"He planted a seed of hope," said Juel Smith, the institute's founding director, "and that is so important because that seed of hope continued right up until the time he passed on."
For 16 years, he served on the Hillsborough County School Board. He was its first black member and the first black person to win a contested office in the county.
Were it not for Rev. Lowry, Doris Ross Reddick is certain she would never have served on the School Board. Reddick became the second black board member when Rev. Lowry retired in 1992.
"He said, "You're going to have to do a lot of reading,"' Reddick said. "And, "You're going to have to look at things very logically and consider everybody, not just one group of people."'
It would be years before the Rev. Lowry would share the fullness of his experiences with his new bride. What little she knew when she met him convinced her that she could not marry a man of such great stature. She worried that people would question their age difference.
But he was persistent.
They spent the Rev. Lowry's final years together agitating for change and social justice, albeit a little more quietly than in his heyday. They visited churches around the country and encouraged ministers. They traveled. He used a scooter to ride through the hallways at the Orient Road Jail where he counseled inmates. In April, he preached his last sermon, a 45-minute talk at his former Augusta church on the importance of economic empowerment and home ownership, his wife said.
From time to time, the Rev. Lowry would talk about his death. He told her she would have to be strong. He wanted a cherry-wood casket. He had a list of people who should speak at his funeral.

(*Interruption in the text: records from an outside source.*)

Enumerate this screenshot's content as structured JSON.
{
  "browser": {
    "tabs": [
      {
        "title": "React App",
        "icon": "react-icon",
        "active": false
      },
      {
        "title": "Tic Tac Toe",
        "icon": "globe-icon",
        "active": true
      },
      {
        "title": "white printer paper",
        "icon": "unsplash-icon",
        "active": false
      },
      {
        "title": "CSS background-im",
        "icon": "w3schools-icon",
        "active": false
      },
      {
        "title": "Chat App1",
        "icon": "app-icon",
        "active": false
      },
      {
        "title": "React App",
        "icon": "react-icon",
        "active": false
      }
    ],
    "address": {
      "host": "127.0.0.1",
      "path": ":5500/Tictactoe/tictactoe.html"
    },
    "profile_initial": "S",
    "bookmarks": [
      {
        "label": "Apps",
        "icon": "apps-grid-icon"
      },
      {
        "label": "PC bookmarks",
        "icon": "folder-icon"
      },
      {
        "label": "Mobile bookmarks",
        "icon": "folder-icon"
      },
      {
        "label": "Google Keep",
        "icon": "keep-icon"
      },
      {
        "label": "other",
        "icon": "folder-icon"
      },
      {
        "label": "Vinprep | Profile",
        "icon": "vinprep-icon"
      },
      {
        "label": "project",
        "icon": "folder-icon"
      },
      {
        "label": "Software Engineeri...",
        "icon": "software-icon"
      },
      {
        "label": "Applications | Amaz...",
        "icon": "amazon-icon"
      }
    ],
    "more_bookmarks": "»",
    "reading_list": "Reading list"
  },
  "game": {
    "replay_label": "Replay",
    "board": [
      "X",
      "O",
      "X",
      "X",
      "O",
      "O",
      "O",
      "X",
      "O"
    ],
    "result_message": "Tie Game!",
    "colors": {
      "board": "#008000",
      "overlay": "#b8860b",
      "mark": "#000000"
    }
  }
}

She spent last Saturday morning with her head on her husband's still heart, clinging to the last of his warmth.
Since then, she has been carrying out his wishes.
She laid out his clothes one last time and, this afternoon, will face the world without him. His presence made her feel elegant.
Later, she will unlock his study and open her soul to their memories - the special dinners, the surprise Valentine's gifts and their final conversation.
For now, she gives him back to the community.
Beulah seats 1,200 people. She ordered 2,000 programs.
"Of course, I do feel kind of lost," she said. "But I have to pick up. I have to do what he says. That's the way it is.
"Rev. Lowry says, "You still have to do God's work whether it's rain or shine."'
Information from A. Leon Lowry, Sr. A Warrior In The Vineyard by Peggy M. Peterman was used in this report. Times news researcher Cathy Wos also contributed. Sherri Day can be reached at 813 226-3405 or email@example.com